"Unless large sanctuaries are established in these iconic places, Australia will not be able to claim that it is adequately protecting its tropical marine environment."
PADI has been tracking certifications and will announce the winner after this goal has been reached. A countdown counter has launched on the PADI website that provides daily updates as the organization approaches this achievement, which they expect to reach by late September.
The diver to receive PADI's 20 millionth certification will win an all-expenses paid trip for two to explore natural wonder of the world, the Great Barrier Reef, and other local attractions such as the World Heritage listed Daintree Rainforest, courtesy of Tourism Queensland.
It has been a widespread belief that marine mammals do not struggle, as human divers do, with decompression sickness - "the bends" - when ascending from great depths.

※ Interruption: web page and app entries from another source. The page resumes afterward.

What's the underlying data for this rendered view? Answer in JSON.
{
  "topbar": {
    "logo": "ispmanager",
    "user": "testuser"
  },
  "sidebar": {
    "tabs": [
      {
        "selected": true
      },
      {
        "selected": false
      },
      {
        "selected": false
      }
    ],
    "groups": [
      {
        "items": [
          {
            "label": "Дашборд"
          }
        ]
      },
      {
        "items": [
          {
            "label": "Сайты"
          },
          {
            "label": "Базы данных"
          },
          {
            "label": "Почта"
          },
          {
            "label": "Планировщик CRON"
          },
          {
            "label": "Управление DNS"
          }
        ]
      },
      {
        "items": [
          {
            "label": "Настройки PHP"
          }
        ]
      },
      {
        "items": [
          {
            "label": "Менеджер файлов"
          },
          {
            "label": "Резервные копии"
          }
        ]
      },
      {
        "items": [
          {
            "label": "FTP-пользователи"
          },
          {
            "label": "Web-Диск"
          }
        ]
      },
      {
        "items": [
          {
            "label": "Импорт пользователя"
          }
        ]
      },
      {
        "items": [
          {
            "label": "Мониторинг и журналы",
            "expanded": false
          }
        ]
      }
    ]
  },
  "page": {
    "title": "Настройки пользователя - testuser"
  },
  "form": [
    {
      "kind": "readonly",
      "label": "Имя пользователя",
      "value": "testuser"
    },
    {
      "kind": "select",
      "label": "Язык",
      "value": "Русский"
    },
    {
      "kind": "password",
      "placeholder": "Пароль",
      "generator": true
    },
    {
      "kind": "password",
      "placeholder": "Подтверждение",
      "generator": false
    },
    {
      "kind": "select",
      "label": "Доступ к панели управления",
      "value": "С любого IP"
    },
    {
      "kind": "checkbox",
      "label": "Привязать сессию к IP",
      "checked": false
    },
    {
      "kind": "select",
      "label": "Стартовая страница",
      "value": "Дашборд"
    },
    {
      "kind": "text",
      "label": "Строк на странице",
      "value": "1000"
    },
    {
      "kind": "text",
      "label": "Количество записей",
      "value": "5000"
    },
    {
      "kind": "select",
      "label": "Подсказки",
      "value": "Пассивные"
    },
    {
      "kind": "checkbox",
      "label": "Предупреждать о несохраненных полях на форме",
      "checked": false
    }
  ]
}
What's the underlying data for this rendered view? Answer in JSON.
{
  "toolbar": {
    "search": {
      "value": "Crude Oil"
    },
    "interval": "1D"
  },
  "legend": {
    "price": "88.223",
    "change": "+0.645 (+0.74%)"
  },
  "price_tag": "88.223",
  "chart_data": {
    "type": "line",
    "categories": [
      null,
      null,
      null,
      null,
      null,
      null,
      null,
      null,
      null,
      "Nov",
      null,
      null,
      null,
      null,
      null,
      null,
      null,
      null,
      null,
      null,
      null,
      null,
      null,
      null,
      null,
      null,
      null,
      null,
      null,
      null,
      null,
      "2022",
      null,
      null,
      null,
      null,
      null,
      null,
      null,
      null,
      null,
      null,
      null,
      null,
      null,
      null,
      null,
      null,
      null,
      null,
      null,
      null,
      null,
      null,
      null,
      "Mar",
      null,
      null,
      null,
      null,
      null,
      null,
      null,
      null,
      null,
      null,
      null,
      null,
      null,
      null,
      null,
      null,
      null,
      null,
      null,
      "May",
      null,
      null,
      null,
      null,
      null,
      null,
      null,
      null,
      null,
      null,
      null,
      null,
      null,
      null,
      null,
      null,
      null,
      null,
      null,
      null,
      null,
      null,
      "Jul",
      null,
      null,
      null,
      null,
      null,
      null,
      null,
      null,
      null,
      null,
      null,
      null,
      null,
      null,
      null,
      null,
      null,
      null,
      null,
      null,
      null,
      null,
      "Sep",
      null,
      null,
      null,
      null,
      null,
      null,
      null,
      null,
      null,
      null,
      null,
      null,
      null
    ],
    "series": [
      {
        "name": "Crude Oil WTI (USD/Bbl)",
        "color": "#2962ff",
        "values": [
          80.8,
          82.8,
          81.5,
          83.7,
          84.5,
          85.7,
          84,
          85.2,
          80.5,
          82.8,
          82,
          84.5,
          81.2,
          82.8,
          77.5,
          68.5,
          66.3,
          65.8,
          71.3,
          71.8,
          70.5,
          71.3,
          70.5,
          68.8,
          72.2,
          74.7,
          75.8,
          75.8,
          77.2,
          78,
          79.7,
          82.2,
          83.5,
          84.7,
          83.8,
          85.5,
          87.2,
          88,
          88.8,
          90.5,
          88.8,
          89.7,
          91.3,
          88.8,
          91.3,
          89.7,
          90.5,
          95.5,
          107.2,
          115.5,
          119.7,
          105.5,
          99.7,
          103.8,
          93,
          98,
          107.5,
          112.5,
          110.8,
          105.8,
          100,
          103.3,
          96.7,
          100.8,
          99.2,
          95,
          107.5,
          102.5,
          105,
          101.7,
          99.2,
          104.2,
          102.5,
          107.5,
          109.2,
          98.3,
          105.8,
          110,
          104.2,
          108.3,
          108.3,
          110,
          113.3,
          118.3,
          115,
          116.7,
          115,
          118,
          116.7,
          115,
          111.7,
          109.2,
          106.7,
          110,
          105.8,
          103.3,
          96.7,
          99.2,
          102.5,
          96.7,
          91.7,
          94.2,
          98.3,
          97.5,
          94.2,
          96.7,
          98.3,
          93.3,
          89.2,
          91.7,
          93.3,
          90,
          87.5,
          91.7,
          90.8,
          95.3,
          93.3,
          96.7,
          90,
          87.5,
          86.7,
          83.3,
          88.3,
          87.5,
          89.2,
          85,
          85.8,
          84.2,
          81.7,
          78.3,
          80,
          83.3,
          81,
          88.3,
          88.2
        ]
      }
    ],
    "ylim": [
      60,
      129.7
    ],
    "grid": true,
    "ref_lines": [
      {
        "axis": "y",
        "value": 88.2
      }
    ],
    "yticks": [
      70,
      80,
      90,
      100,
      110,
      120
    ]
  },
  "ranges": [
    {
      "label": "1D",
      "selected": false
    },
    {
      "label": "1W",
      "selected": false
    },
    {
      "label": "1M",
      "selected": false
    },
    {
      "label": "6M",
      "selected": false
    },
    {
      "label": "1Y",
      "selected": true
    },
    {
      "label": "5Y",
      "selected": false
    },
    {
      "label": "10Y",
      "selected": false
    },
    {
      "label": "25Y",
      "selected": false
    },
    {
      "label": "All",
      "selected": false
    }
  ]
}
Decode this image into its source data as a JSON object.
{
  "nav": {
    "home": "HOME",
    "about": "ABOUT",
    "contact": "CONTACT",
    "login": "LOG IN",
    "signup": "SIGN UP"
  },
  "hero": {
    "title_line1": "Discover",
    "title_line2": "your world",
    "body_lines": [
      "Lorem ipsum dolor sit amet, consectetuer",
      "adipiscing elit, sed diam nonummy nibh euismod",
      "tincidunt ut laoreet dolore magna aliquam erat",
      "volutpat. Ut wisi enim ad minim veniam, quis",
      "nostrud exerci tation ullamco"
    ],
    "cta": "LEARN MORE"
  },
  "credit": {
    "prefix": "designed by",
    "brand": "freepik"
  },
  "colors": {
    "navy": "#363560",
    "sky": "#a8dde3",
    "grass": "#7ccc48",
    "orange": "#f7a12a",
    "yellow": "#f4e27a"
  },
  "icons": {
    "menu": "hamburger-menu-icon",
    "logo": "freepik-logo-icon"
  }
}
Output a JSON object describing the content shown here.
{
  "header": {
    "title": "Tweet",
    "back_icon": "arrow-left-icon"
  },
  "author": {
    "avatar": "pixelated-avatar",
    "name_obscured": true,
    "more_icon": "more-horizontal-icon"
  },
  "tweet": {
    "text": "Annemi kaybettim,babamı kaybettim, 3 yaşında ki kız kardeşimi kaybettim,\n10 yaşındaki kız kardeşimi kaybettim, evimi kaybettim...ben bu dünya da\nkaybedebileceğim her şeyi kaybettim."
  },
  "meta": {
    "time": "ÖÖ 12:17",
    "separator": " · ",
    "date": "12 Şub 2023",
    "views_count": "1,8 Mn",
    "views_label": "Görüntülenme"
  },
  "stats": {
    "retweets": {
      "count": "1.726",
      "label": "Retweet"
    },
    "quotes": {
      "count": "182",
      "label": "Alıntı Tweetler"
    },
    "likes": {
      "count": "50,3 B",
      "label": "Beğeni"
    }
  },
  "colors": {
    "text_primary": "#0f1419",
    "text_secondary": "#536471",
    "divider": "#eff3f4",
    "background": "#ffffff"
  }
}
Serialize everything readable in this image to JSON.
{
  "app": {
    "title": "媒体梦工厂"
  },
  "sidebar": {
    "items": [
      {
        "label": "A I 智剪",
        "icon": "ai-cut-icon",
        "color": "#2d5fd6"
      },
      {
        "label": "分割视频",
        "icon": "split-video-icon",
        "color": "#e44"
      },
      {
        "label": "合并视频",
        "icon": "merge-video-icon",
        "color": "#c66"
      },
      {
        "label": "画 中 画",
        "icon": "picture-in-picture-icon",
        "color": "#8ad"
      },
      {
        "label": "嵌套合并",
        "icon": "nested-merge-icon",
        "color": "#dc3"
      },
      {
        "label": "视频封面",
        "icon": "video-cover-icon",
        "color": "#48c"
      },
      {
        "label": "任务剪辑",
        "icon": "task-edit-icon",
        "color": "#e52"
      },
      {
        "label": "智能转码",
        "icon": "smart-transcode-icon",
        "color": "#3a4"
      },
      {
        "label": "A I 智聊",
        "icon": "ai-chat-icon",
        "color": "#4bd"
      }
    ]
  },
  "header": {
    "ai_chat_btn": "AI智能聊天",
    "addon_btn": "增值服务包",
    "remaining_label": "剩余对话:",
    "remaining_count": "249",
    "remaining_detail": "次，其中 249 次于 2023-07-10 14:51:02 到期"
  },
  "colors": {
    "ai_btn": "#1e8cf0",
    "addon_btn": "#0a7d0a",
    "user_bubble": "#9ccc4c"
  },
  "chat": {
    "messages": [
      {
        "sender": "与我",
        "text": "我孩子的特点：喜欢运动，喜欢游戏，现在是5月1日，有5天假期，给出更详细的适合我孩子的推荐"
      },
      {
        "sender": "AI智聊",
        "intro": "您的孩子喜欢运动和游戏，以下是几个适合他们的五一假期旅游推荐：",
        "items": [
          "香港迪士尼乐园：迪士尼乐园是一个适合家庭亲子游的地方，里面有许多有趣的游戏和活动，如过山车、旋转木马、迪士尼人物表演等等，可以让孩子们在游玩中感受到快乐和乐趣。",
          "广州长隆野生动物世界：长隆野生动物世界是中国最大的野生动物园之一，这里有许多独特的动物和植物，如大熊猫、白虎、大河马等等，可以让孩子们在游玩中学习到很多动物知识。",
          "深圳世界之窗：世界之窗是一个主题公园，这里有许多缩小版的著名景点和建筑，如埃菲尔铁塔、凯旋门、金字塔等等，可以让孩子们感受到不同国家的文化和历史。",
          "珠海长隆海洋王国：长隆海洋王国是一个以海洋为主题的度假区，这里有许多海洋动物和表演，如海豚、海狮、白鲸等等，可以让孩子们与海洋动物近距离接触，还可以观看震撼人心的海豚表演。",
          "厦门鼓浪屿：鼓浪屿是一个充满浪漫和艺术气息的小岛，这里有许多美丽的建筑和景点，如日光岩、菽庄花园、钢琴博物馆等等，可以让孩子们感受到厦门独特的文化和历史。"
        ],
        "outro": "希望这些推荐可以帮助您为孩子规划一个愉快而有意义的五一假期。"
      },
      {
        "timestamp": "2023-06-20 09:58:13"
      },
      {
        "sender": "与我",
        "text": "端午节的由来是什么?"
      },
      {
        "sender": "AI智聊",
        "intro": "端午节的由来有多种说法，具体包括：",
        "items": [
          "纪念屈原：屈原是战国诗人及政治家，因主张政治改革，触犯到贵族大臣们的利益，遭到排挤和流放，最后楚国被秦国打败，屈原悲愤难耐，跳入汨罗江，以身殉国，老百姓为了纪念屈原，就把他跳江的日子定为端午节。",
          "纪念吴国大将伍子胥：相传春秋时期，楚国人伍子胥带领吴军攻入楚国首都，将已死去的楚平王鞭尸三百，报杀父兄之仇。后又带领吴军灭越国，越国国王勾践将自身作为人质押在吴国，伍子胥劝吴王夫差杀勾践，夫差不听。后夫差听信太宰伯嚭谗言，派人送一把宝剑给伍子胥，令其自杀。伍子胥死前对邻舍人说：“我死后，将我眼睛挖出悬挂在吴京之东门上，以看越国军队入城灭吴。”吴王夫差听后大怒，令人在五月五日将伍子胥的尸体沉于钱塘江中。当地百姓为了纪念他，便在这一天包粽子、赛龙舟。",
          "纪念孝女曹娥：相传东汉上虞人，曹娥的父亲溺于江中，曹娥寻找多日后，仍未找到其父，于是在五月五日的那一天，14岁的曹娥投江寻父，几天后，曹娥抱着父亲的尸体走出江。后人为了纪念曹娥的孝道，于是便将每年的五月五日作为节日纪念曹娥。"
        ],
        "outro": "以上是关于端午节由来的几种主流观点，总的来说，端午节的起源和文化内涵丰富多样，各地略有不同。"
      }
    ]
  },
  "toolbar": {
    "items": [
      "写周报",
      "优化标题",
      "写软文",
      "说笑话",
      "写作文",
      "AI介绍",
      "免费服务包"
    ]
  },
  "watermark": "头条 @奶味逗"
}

However, veterinary scientist Michael Moore from Woods Hole Oceanographic Institute in the US, thinks that it is "naive" to think that diving mammals do not also struggle with these laws of chemistry.
Jump back to the summer of 1996 and British Cave Diver Mike Thomas presents me with a copy of aquaCORPS magazine, (and I still have this issue in my office today). It was a defining moment in my diving career. Mike had taken me under his wing, showing me there was more than 30 metre, single tank, recreational, air diving. The aquaCORPS issue was N11, October / November 1995 and I vividly remember being thrilled to learn of a brave new world of diving.
Knives, spear-guns and other objects that can be used as weapons must, obviously, be checked. Any sharp objects packed in checked luggage should be securely wrapped to prevent injury to security screeners.
Some related slugs also engulf chloroplasts but E. chlorotica alone preserves the little green photosynthetic organelles called chloroplasts, from the algae it eats in working order for a whole slug lifetime of nearly a year. The slug readily sucks the innards out of algal filaments whenever they’re available, but in good light, multiple meals aren’t essential. The slug’s highly branched gut network engulfs these chloroplasts and holds them inside slug cells.